The U.S. Energy Information Administration (EIA) projected dry natural gas production would rise in 2017 after falling in 2016, while gas consumption would decline in 2017 after rising to a record high last year.
EIA projected production would rise to 73.69 billion cubic feet per day (bcfd) in 2017 from 72.31 bcfd in 2016, according to its Short Term Energy Outlook (STEO) in March.
That 2017 output projection is the same as EIA made in its February STEO report and falls short of the record high 74.14 bcfd produced on average in 2015.
Annual production declined in 2016 for the first time since 2005 as low energy prices reduced drilling activity .
EIA also projected U.S. gas consumption would fall to 73.65 bcfd in 2017 from a record 75.13 bcfd in 2016. The 2016 high was the seventh annual demand record in a row.
If correct, that would be the first decline in usage since 2009. EIA’s 2017 consumption projection in March is down from the 74.68 bcfd it forecast for the year in its February report.
EIA projected both production and consumption would rebound in 2018 to record highs with output hitting 77.80 bcfd and usage reaching 76.58 bcfd.
EIA said the United States would become a net exporter of gas on an annual basis in 2018 as sales of liquefied natural gas and pipeline flows to Mexico increase, while imports from Canada ease. The country was last an exporter on an annual basis in 1957.
In the electric space, EIA projects gas would remain the primary fuel for power generators in 2017 and 2018 as gas production increases and energy companies retire more coal plants for environmental and economic reasons.
Coal lost its title to gas in 2016 when gas prices dropped to their lowest since 1999. Coal had been the primary fuel for U.S. power plants for the last century.
EIA projected coal’s share of generation would rise to 31.1 percent in 2017 from 30.4 percent in 2016 before sliding to 30.3 percent in 2018.
EIA projected gas’ share of power generation would slide to 31.8 percent in 2017 due to a forecast increase in gas prices this year from 33.8 percent in 2016 before rising to 32.9 percent in 2018.
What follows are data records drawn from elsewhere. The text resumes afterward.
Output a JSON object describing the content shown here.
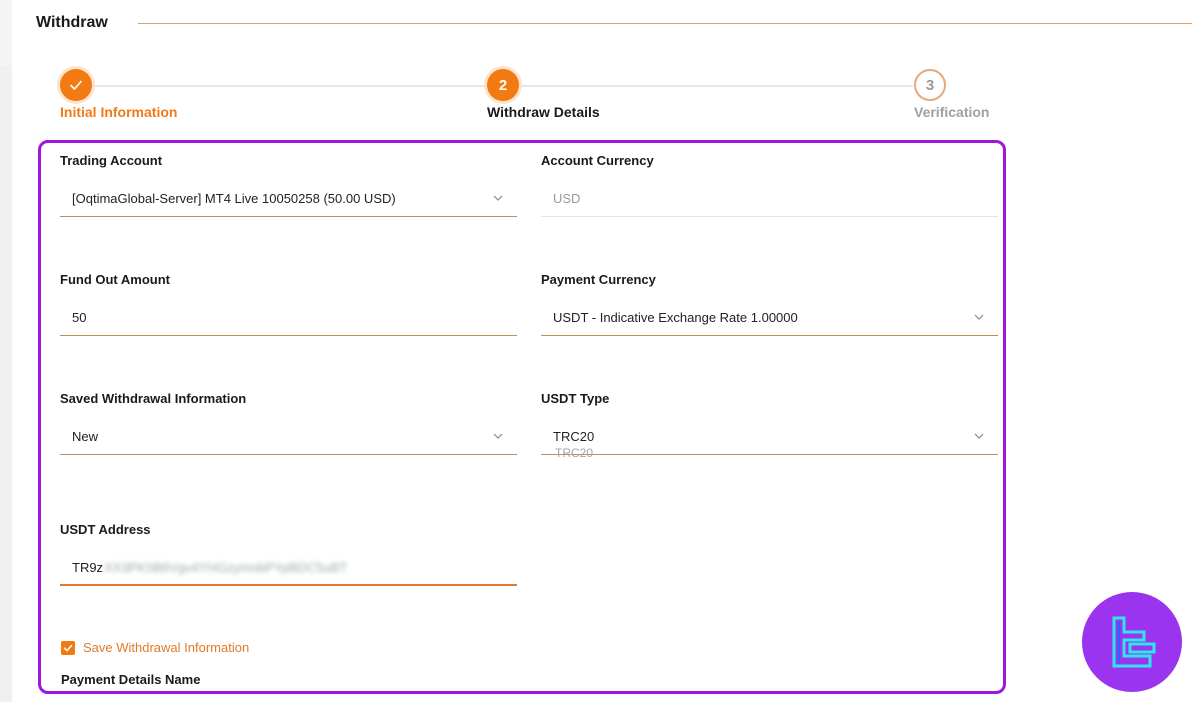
{
  "header": {
    "title": "Withdraw"
  },
  "stepper": {
    "steps": [
      {
        "number": "1",
        "label": "Initial Information",
        "state": "done"
      },
      {
        "number": "2",
        "label": "Withdraw Details",
        "state": "active"
      },
      {
        "number": "3",
        "label": "Verification",
        "state": "pending"
      }
    ]
  },
  "form": {
    "trading_account": {
      "label": "Trading Account",
      "value": "[OqtimaGlobal-Server] MT4 Live 10050258 (50.00 USD)"
    },
    "account_currency": {
      "label": "Account Currency",
      "value": "USD"
    },
    "fund_out_amount": {
      "label": "Fund Out Amount",
      "value": "50"
    },
    "payment_currency": {
      "label": "Payment Currency",
      "value": "USDT - Indicative Exchange Rate 1.00000"
    },
    "saved_withdrawal_info": {
      "label": "Saved Withdrawal Information",
      "value": "New"
    },
    "usdt_type": {
      "label": "USDT Type",
      "value": "TRC20",
      "hint": "TRC20"
    },
    "usdt_address": {
      "label": "USDT Address",
      "value_visible": "TR9z",
      "value_obscured": "XX3PK5B6Vgv4YHGzymobPYpBDC5uBT"
    },
    "save_info": {
      "label": "Save Withdrawal Information",
      "checked": true
    },
    "payment_details_name": {
      "label": "Payment Details Name"
    }
  },
  "colors": {
    "accent": "#f27a12",
    "frame": "#a214e0",
    "logo_bg": "#9a34ef",
    "logo_fg": "#2ee6f0"
  },
  "icons": {
    "step_done": "check-icon",
    "dropdown": "chevron-down-icon",
    "checkbox": "check-icon",
    "logo": "tc-logo-icon"
  }
}
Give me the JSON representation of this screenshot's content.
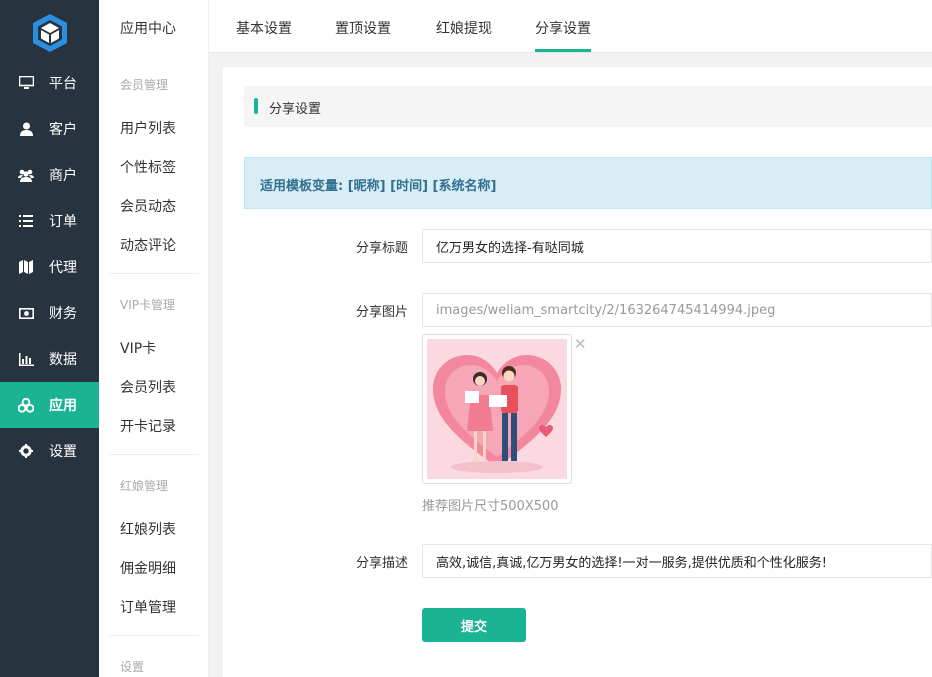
{
  "sidebar": {
    "logo": "app-logo",
    "items": [
      {
        "label": "平台",
        "icon": "monitor-icon"
      },
      {
        "label": "客户",
        "icon": "user-icon"
      },
      {
        "label": "商户",
        "icon": "users-icon"
      },
      {
        "label": "订单",
        "icon": "list-icon"
      },
      {
        "label": "代理",
        "icon": "map-icon"
      },
      {
        "label": "财务",
        "icon": "money-icon"
      },
      {
        "label": "数据",
        "icon": "bar-chart-icon"
      },
      {
        "label": "应用",
        "icon": "cubes-icon",
        "active": true
      },
      {
        "label": "设置",
        "icon": "gear-icon"
      }
    ]
  },
  "subnav": {
    "title": "应用中心",
    "groups": [
      {
        "title": "会员管理",
        "items": [
          "用户列表",
          "个性标签",
          "会员动态",
          "动态评论"
        ]
      },
      {
        "title": "VIP卡管理",
        "items": [
          "VIP卡",
          "会员列表",
          "开卡记录"
        ]
      },
      {
        "title": "红娘管理",
        "items": [
          "红娘列表",
          "佣金明细",
          "订单管理"
        ]
      },
      {
        "title": "设置",
        "items": []
      }
    ]
  },
  "tabs": [
    {
      "label": "基本设置"
    },
    {
      "label": "置顶设置"
    },
    {
      "label": "红娘提现"
    },
    {
      "label": "分享设置",
      "active": true
    }
  ],
  "main": {
    "section_title": "分享设置",
    "notice": "适用模板变量: [昵称] [时间] [系统名称]",
    "fields": {
      "title_label": "分享标题",
      "title_value": "亿万男女的选择-有哒同城",
      "image_label": "分享图片",
      "image_value": "images/weliam_smartcity/2/163264745414994.jpeg",
      "image_hint": "推荐图片尺寸500X500",
      "desc_label": "分享描述",
      "desc_value": "高效,诚信,真诚,亿万男女的选择!一对一服务,提供优质和个性化服务!"
    },
    "submit_label": "提交"
  },
  "colors": {
    "accent": "#1ab394",
    "sidebar_bg": "#283340",
    "notice_bg": "#d9edf7",
    "notice_text": "#31708f"
  }
}
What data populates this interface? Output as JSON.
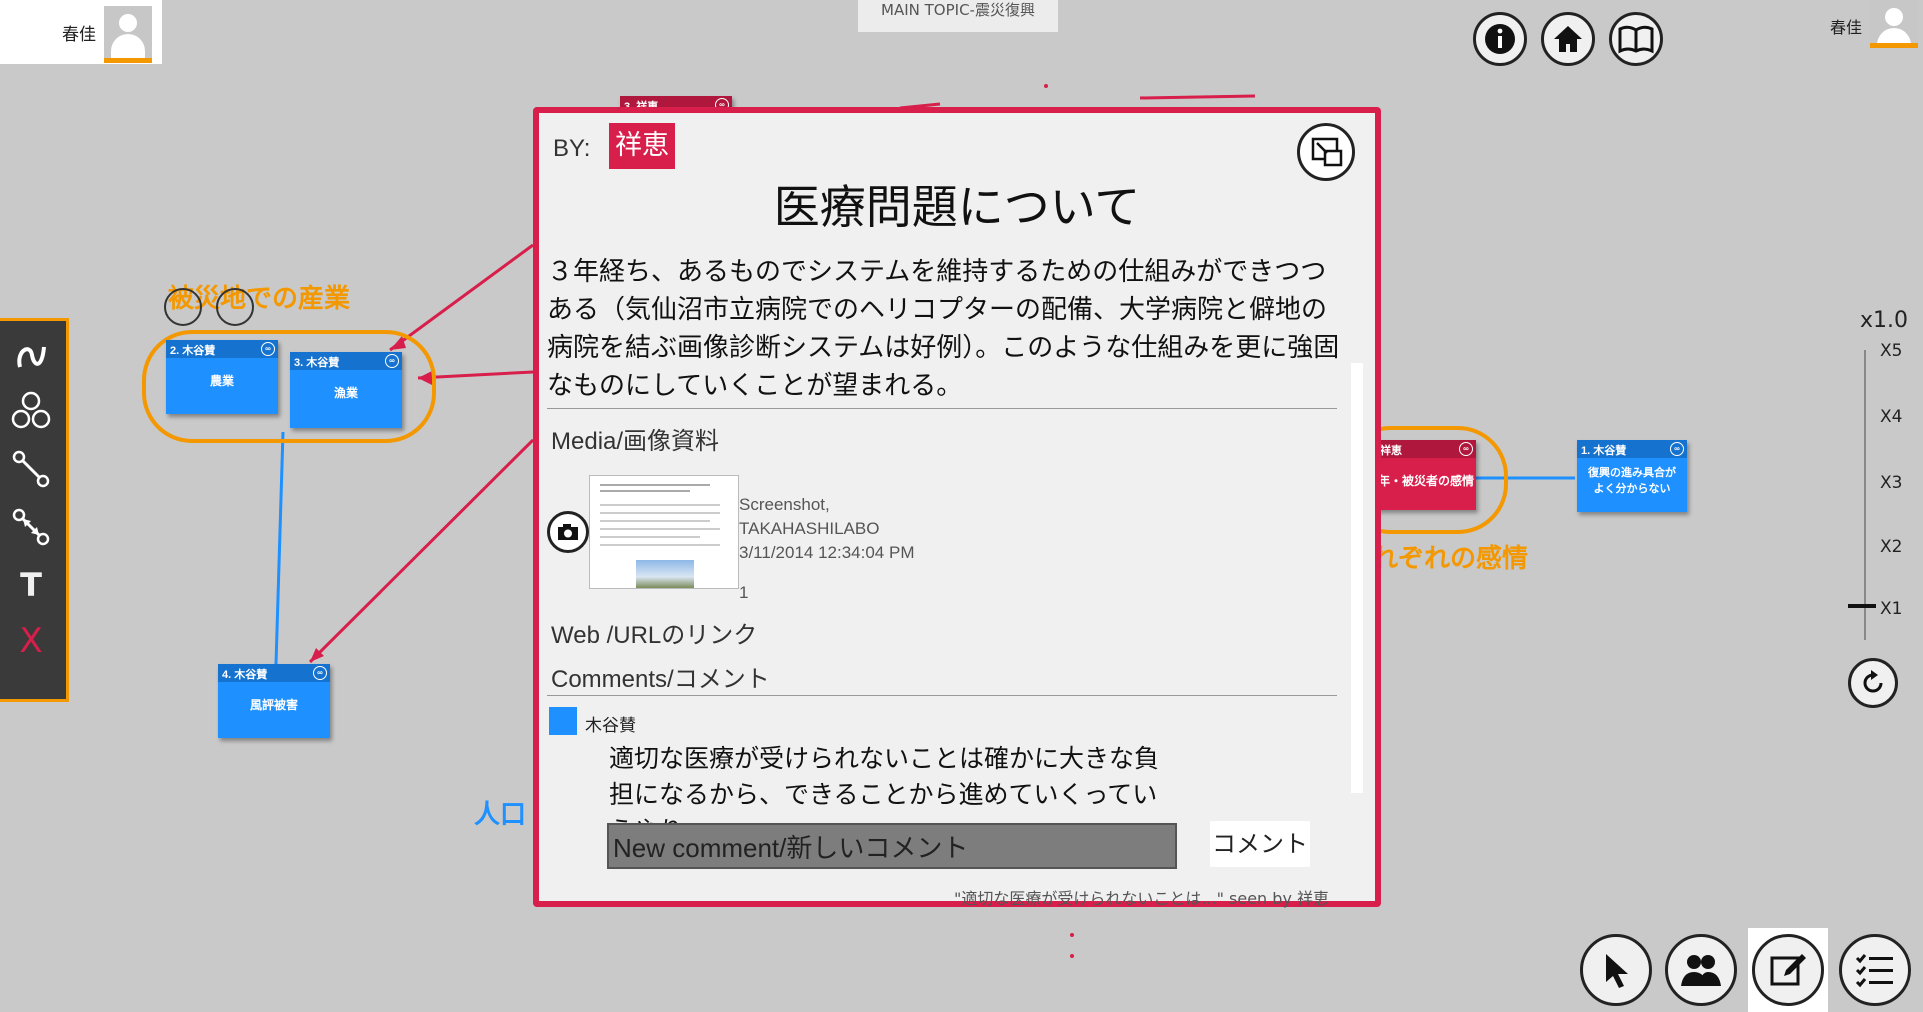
{
  "header": {
    "main_topic": "MAIN TOPIC-震災復興",
    "left_user": "春佳",
    "right_user": "春佳"
  },
  "top_buttons": {
    "info": "info-icon",
    "home": "home-icon",
    "book": "book-icon"
  },
  "palette": {
    "tools": [
      "freehand-icon",
      "circles-icon",
      "connector-icon",
      "double-connector-icon",
      "text-icon",
      "delete-icon"
    ],
    "text_tool": "T",
    "delete_tool": "X"
  },
  "map": {
    "group_industry": "被災地での産業",
    "group_emotion": "れぞれの感情",
    "group_population": "人口",
    "nodes": [
      {
        "header": "2. 木谷賛",
        "body": "農業"
      },
      {
        "header": "3. 木谷賛",
        "body": "漁業"
      },
      {
        "header": "4. 木谷賛",
        "body": "風評被害"
      },
      {
        "header": "祥恵",
        "body": "年・被災者の感情"
      },
      {
        "header": "1. 木谷賛",
        "body": "復興の進み具合が\nよく分からない"
      },
      {
        "header": "3. 祥恵",
        "body": ""
      }
    ]
  },
  "zoom": {
    "current": "x1.0",
    "ticks": [
      "X5",
      "X4",
      "X3",
      "X2",
      "X1"
    ],
    "level": 1
  },
  "modal": {
    "by_label": "BY:",
    "by_name": "祥恵",
    "title": "医療問題について",
    "body": "３年経ち、あるものでシステムを維持するための仕組みができつつある（気仙沼市立病院でのヘリコプターの配備、大学病院と僻地の病院を結ぶ画像診断システムは好例）。このような仕組みを更に強固なものにしていくことが望まれる。",
    "media_label": "Media/画像資料",
    "media": {
      "line1": "Screenshot,",
      "line2": "TAKAHASHILABO",
      "line3": "3/11/2014 12:34:04 PM",
      "count": "1"
    },
    "web_label": "Web /URLのリンク",
    "comments_label": "Comments/コメント",
    "comment": {
      "user": "木谷賛",
      "text": "適切な医療が受けられないことは確かに大きな負担になるから、できることから進めていくっていうやり"
    },
    "new_comment_value": "New comment/新しいコメント",
    "comment_button": "コメント",
    "seen_by": "\"適切な医療が受けられないことは...\" seen by 祥恵"
  },
  "bottom_buttons": [
    "pointer-icon",
    "users-icon",
    "edit-icon",
    "list-icon"
  ],
  "colors": {
    "accent_orange": "#f39800",
    "accent_red": "#d81e4a",
    "node_blue": "#1e90ff"
  }
}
Source: Reuters (Reporting by Scott DiSavino; Editing by David Gregorio)